Platform: Wii U
When Nintendo announced that the Wii U would provide a new opportunity for indie developers, Frozenbyte were first in the queue. After all, they had the perfect product for the fledgling console: a colourful and unique puzzler that's all about experimentation and multiplayer fun. Trine 2 strode onto the online marketplace with brains, accessibility and looks to kill.
Not content to just retread old ground, Frozenbyte went all-out to create a definitive version of their physics based puzzle-platformer. The graphics have been smartened up and smoothed out, equivalent to the PC version at near-maximum settings. The Goblin Menace DLC is included as standard, with its levels carefully inserted into the storyline rather than standing alone. Online multiplayer, a feature absent from any previous version, is now present and correct.
Otherwise it's business as usual. Which is to say that Trine 2 is as brilliant as ever, despite Gamepad functionality that delights and confounds in equal measure.
We've already awarded Trine 2 a deserved 9/10 in our in-depth PC version review, so I'll keep the gameplay description to a minimum. Suffice to say that players are thrown into a gorgeous 2.5D fantasy world, switching instantly between three unique characters to solve a selection of truly open-ended puzzles. The wizard can summon boxes and planks to create makeshift structures, or telekinetically move scenery elements to advantage. The Rogue can swing around with a grappel or bring a powerful bow to bear. Though combat (typically against Goblins) can still be a simplistic chore, and appears to only have been put in to give the Knight something to do, it's still a refreshingly since each distinct obstacle can be approached in a myriad of different ways.
Finding exciting new solutions to solve problems has rarely been more fun, nor rewarding thanks to cunningly-placed experience phials that gradually let us unlock new skills - and yet more ways to get stuck into each solutions. On the flip-side, a year of perspective has made us wonder whether it's just a little too easy to randomly (or even accidentally) bludgeon one's way through many of the puzzles without much in the way of brainpower.
We already know all that. So, what's new?
As mentioned, the Director's Cut is handily Trine 2's best-looking console version. It's utterly gorgeous, the kind of slobber-inducing eye candy that comes from both exquisite detail, smooth performance and sensational art direction. It's noticeably crisper than both the Xbox 360 or PS3 version, exhibiting no screen tearing whatsoever. My only gripe would be the lack of 60 FPS compared to the PC original, and the fact that the colours seem to be markedly less vibrant; lending a slightly 'washed out' vibe to the proceedings if stacked up next to one of its predecessors.
In fact, it's easily the most attractive game on the Wii U thus far, making even New Super Mario Bros. U look a bit bland and boring.

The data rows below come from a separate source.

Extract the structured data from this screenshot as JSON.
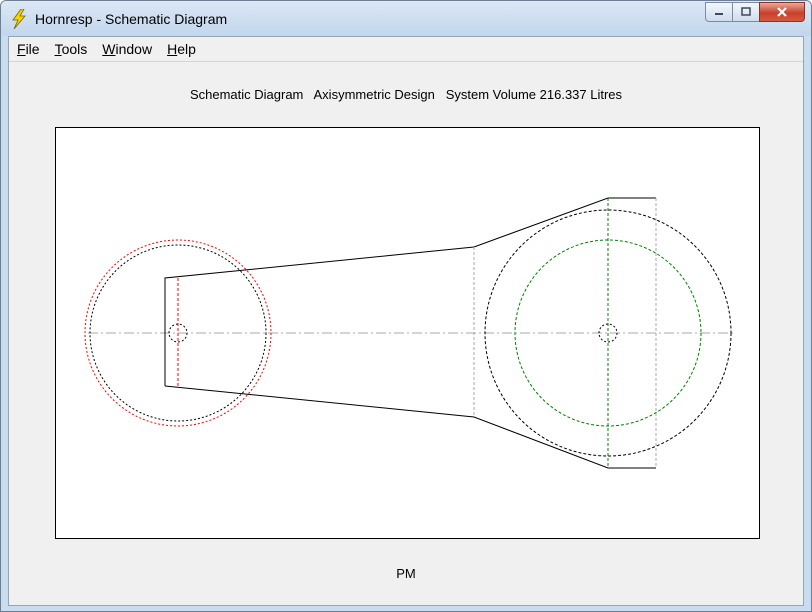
{
  "window": {
    "title": "Hornresp - Schematic Diagram",
    "icon": "lightning-icon"
  },
  "menu": {
    "items": [
      {
        "label": "File",
        "name": "menu-file"
      },
      {
        "label": "Tools",
        "name": "menu-tools"
      },
      {
        "label": "Window",
        "name": "menu-window"
      },
      {
        "label": "Help",
        "name": "menu-help"
      }
    ]
  },
  "header": {
    "diagram_label": "Schematic Diagram",
    "design_label": "Axisymmetric Design",
    "volume_label": "System Volume 216.337 Litres"
  },
  "footer": {
    "label": "PM"
  },
  "colors": {
    "accent_red": "#ff0000",
    "accent_green": "#008000",
    "outline": "#000000",
    "guide": "#aaaaaa",
    "close_button": "#c8412b"
  }
}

The extra Goblin Menace DLC levels are well-designed, contain some interesting new challenges and fit perfectly into the existing narrative; indeed, you wouldn't know that they were developed after the fact. Online multiplayer also works well - and if you have any trouble finding a game, be sure to get on MiiVerse to rope in some recruits. The Wii U's social hub happens to be a great place to share clever puzzle solutions too (be sure to tag as a spoiler, mind).
In terms of controls, you're free to wield the Pro Controller or a WiiMote, but they both feel much less intuitive and comfortable than a mouse/keyboard setup. Delicate positioning and aiming never quite comes together on a traditional joypad, which is where the Wii U's Gamepad should have come into its own.
It nearly does, in fairness.
Real-time game footage is automatically streamed to the Gamepad's touchscreen, allowing players to precisely place objects and interact directly with the world. You can aim an arrow with a single touch. Throw a hammer. Summon a box into existence. Four out of five times you use it, you'll find it to work well, but the cramped space can lead to some infuriating complications. It's all too easily to accidentally create a plank or box instead of moving an existing object, while you'll frequently find yourself swapping characters because you've accidentally nudged the on-screen portraits.
There's also the small matter of having to constantly peer into a 6.2 inch LCD screen when there's a ruddy great television sitting opposite you.
Still, for £13.99, it's impossible to complain. Unless you've already sampled the joys of Trine 2, it's difficult not to recommend the Director's Cut to new Wii U adopters.
- A lengthy selection of clever open-ended puzzles
- Utterly gorgeous
- Extra levels and new online multiplayer make for fantastic value
- Gamepad touchscreen controls sometimes feel infuriatingly inaccurate
- Combat is still a chore, Knight doesn't quite earn his keep
- Puzzles can sometimes be beaten too easily or accidentally
The Short Version: Trine 2: Director's Cut is probably the best-looking game on the Wii U, and one of the most fun to boot. Gamepad functionality impresses despite the occasional hiccup, making Frozenbyte's puzzler a sure-fire hit if you bought the new console over Christmas.
Make sure you've got enough room in your flash memory, mind...